- Opening Delimiter -

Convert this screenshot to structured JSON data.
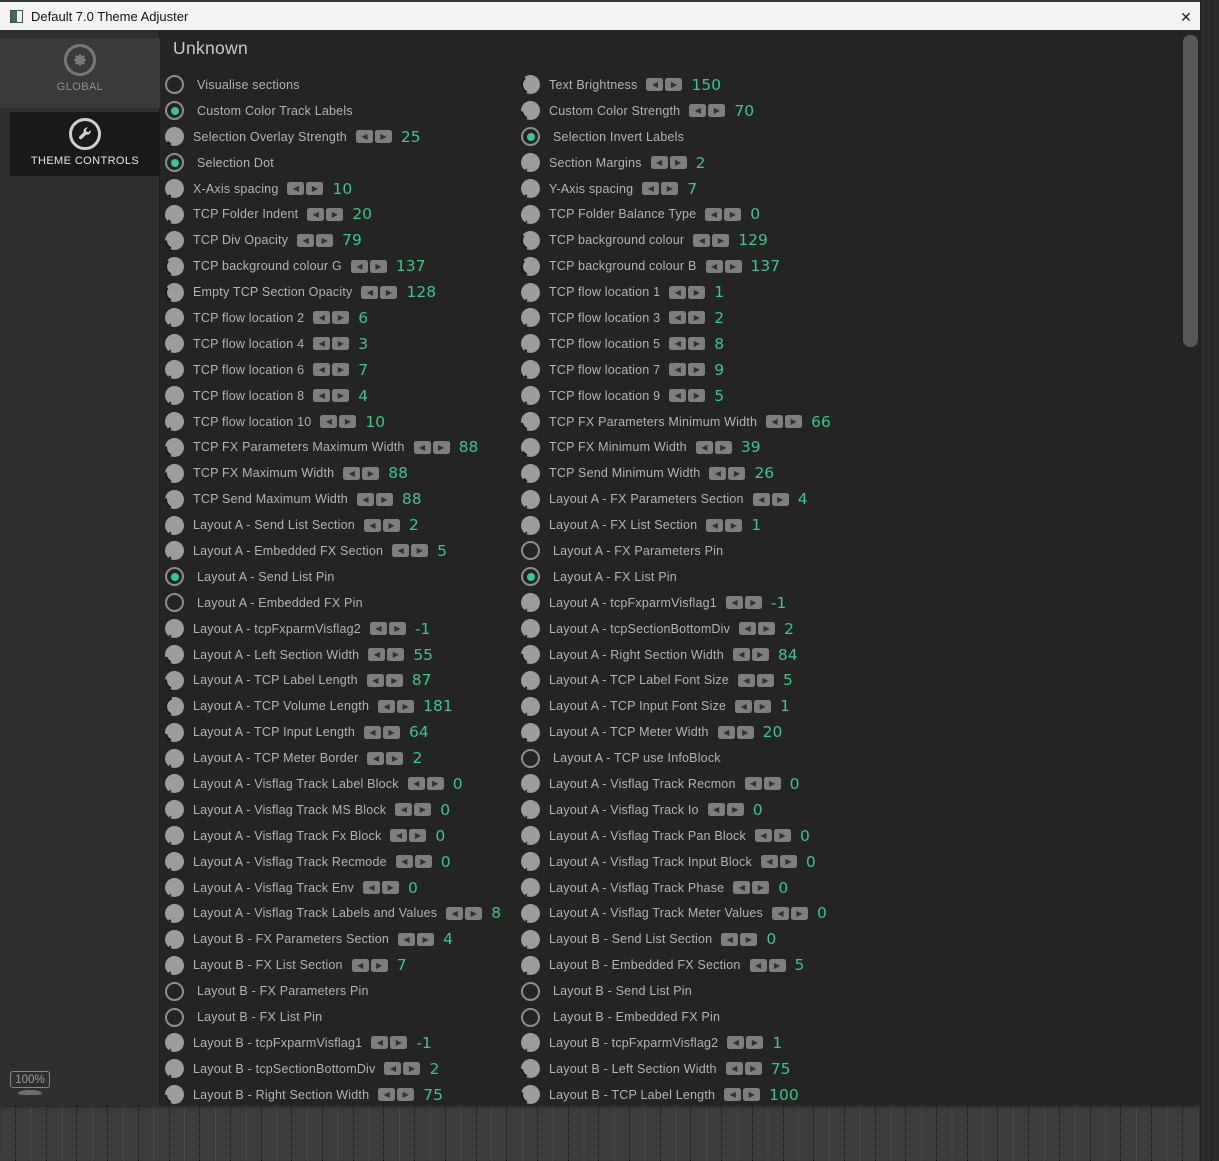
{
  "window": {
    "title": "Default 7.0 Theme Adjuster",
    "close_label": "✕"
  },
  "sidebar": {
    "tabs": [
      {
        "label": "GLOBAL",
        "icon": "gear-icon",
        "active": false
      },
      {
        "label": "THEME CONTROLS",
        "icon": "wrench-icon",
        "active": true
      }
    ],
    "zoom_badge": "100%"
  },
  "content": {
    "heading": "Unknown"
  },
  "icons": {
    "step_down": "◀",
    "step_up": "▶"
  },
  "colors": {
    "accent_green": "#3cc48c",
    "toggle_green": "#2fae78",
    "knob_gray": "#9c9c9c"
  },
  "controls": {
    "left": [
      {
        "label": "Visualise sections",
        "type": "toggle",
        "on": false
      },
      {
        "label": "Custom Color Track Labels",
        "type": "toggle",
        "on": true
      },
      {
        "label": "Selection Overlay Strength",
        "type": "knob",
        "value": "25"
      },
      {
        "label": "Selection Dot",
        "type": "toggle",
        "on": true
      },
      {
        "label": "X-Axis spacing",
        "type": "knob",
        "value": "10"
      },
      {
        "label": "TCP Folder Indent",
        "type": "knob",
        "value": "20"
      },
      {
        "label": "TCP Div Opacity",
        "type": "knob",
        "value": "79"
      },
      {
        "label": "TCP background colour G",
        "type": "knob",
        "value": "137"
      },
      {
        "label": "Empty TCP Section Opacity",
        "type": "knob",
        "value": "128"
      },
      {
        "label": "TCP flow location 2",
        "type": "knob",
        "value": "6"
      },
      {
        "label": "TCP flow location 4",
        "type": "knob",
        "value": "3"
      },
      {
        "label": "TCP flow location 6",
        "type": "knob",
        "value": "7"
      },
      {
        "label": "TCP flow location 8",
        "type": "knob",
        "value": "4"
      },
      {
        "label": "TCP flow location 10",
        "type": "knob",
        "value": "10"
      },
      {
        "label": "TCP FX Parameters Maximum Width",
        "type": "knob",
        "value": "88"
      },
      {
        "label": "TCP FX Maximum Width",
        "type": "knob",
        "value": "88"
      },
      {
        "label": "TCP Send Maximum Width",
        "type": "knob",
        "value": "88"
      },
      {
        "label": "Layout A - Send List Section",
        "type": "knob",
        "value": "2"
      },
      {
        "label": "Layout A - Embedded FX Section",
        "type": "knob",
        "value": "5"
      },
      {
        "label": "Layout A - Send List Pin",
        "type": "toggle",
        "on": true
      },
      {
        "label": "Layout A - Embedded FX Pin",
        "type": "toggle",
        "on": false
      },
      {
        "label": "Layout A - tcpFxparmVisflag2",
        "type": "knob",
        "value": "-1"
      },
      {
        "label": "Layout A - Left Section Width",
        "type": "knob",
        "value": "55"
      },
      {
        "label": "Layout A - TCP Label Length",
        "type": "knob",
        "value": "87"
      },
      {
        "label": "Layout A - TCP Volume Length",
        "type": "knob",
        "value": "181"
      },
      {
        "label": "Layout A - TCP Input Length",
        "type": "knob",
        "value": "64"
      },
      {
        "label": "Layout A - TCP Meter Border",
        "type": "knob",
        "value": "2"
      },
      {
        "label": "Layout A - Visflag Track Label Block",
        "type": "knob",
        "value": "0"
      },
      {
        "label": "Layout A - Visflag Track MS Block",
        "type": "knob",
        "value": "0"
      },
      {
        "label": "Layout A - Visflag Track Fx Block",
        "type": "knob",
        "value": "0"
      },
      {
        "label": "Layout A - Visflag Track Recmode",
        "type": "knob",
        "value": "0"
      },
      {
        "label": "Layout A - Visflag Track Env",
        "type": "knob",
        "value": "0"
      },
      {
        "label": "Layout A - Visflag Track Labels and Values",
        "type": "knob",
        "value": "8"
      },
      {
        "label": "Layout B - FX Parameters Section",
        "type": "knob",
        "value": "4"
      },
      {
        "label": "Layout B - FX List Section",
        "type": "knob",
        "value": "7"
      },
      {
        "label": "Layout B - FX Parameters Pin",
        "type": "toggle",
        "on": false
      },
      {
        "label": "Layout B - FX List Pin",
        "type": "toggle",
        "on": false
      },
      {
        "label": "Layout B - tcpFxparmVisflag1",
        "type": "knob",
        "value": "-1"
      },
      {
        "label": "Layout B - tcpSectionBottomDiv",
        "type": "knob",
        "value": "2"
      },
      {
        "label": "Layout B - Right Section Width",
        "type": "knob",
        "value": "75"
      }
    ],
    "right": [
      {
        "label": "Text Brightness",
        "type": "knob",
        "value": "150"
      },
      {
        "label": "Custom Color Strength",
        "type": "knob",
        "value": "70"
      },
      {
        "label": "Selection Invert Labels",
        "type": "toggle",
        "on": true
      },
      {
        "label": "Section Margins",
        "type": "knob",
        "value": "2"
      },
      {
        "label": "Y-Axis spacing",
        "type": "knob",
        "value": "7"
      },
      {
        "label": "TCP Folder Balance Type",
        "type": "knob",
        "value": "0"
      },
      {
        "label": "TCP background colour",
        "type": "knob",
        "value": "129"
      },
      {
        "label": "TCP background colour B",
        "type": "knob",
        "value": "137"
      },
      {
        "label": "TCP flow location 1",
        "type": "knob",
        "value": "1"
      },
      {
        "label": "TCP flow location 3",
        "type": "knob",
        "value": "2"
      },
      {
        "label": "TCP flow location 5",
        "type": "knob",
        "value": "8"
      },
      {
        "label": "TCP flow location 7",
        "type": "knob",
        "value": "9"
      },
      {
        "label": "TCP flow location 9",
        "type": "knob",
        "value": "5"
      },
      {
        "label": "TCP FX Parameters Minimum Width",
        "type": "knob",
        "value": "66"
      },
      {
        "label": "TCP FX Minimum Width",
        "type": "knob",
        "value": "39"
      },
      {
        "label": "TCP Send Minimum Width",
        "type": "knob",
        "value": "26"
      },
      {
        "label": "Layout A - FX Parameters Section",
        "type": "knob",
        "value": "4"
      },
      {
        "label": "Layout A - FX List Section",
        "type": "knob",
        "value": "1"
      },
      {
        "label": "Layout A - FX Parameters Pin",
        "type": "toggle",
        "on": false
      },
      {
        "label": "Layout A - FX List Pin",
        "type": "toggle",
        "on": true
      },
      {
        "label": "Layout A - tcpFxparmVisflag1",
        "type": "knob",
        "value": "-1"
      },
      {
        "label": "Layout A - tcpSectionBottomDiv",
        "type": "knob",
        "value": "2"
      },
      {
        "label": "Layout A - Right Section Width",
        "type": "knob",
        "value": "84"
      },
      {
        "label": "Layout A - TCP Label Font Size",
        "type": "knob",
        "value": "5"
      },
      {
        "label": "Layout A - TCP Input Font Size",
        "type": "knob",
        "value": "1"
      },
      {
        "label": "Layout A - TCP Meter Width",
        "type": "knob",
        "value": "20"
      },
      {
        "label": "Layout A - TCP use InfoBlock",
        "type": "toggle",
        "on": false
      },
      {
        "label": "Layout A - Visflag Track Recmon",
        "type": "knob",
        "value": "0"
      },
      {
        "label": "Layout A - Visflag Track Io",
        "type": "knob",
        "value": "0"
      },
      {
        "label": "Layout A - Visflag Track Pan Block",
        "type": "knob",
        "value": "0"
      },
      {
        "label": "Layout A - Visflag Track Input Block",
        "type": "knob",
        "value": "0"
      },
      {
        "label": "Layout A - Visflag Track Phase",
        "type": "knob",
        "value": "0"
      },
      {
        "label": "Layout A - Visflag Track Meter Values",
        "type": "knob",
        "value": "0"
      },
      {
        "label": "Layout B - Send List Section",
        "type": "knob",
        "value": "0"
      },
      {
        "label": "Layout B - Embedded FX Section",
        "type": "knob",
        "value": "5"
      },
      {
        "label": "Layout B - Send List Pin",
        "type": "toggle",
        "on": false
      },
      {
        "label": "Layout B - Embedded FX Pin",
        "type": "toggle",
        "on": false
      },
      {
        "label": "Layout B - tcpFxparmVisflag2",
        "type": "knob",
        "value": "1"
      },
      {
        "label": "Layout B - Left Section Width",
        "type": "knob",
        "value": "75"
      },
      {
        "label": "Layout B - TCP Label Length",
        "type": "knob",
        "value": "100"
      }
    ]
  }
}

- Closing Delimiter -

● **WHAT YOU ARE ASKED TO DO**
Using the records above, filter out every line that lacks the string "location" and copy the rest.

● **SOLUTION TO THE EXERCISE**
        "label": "TCP flow location 2",
        "label": "TCP flow location 4",
        "label": "TCP flow location 6",
        "label": "TCP flow location 8",
        "label": "TCP flow location 10",
        "label": "TCP flow location 1",
        "label": "TCP flow location 3",
        "label": "TCP flow location 5",
        "label": "TCP flow location 7",
        "label": "TCP flow location 9",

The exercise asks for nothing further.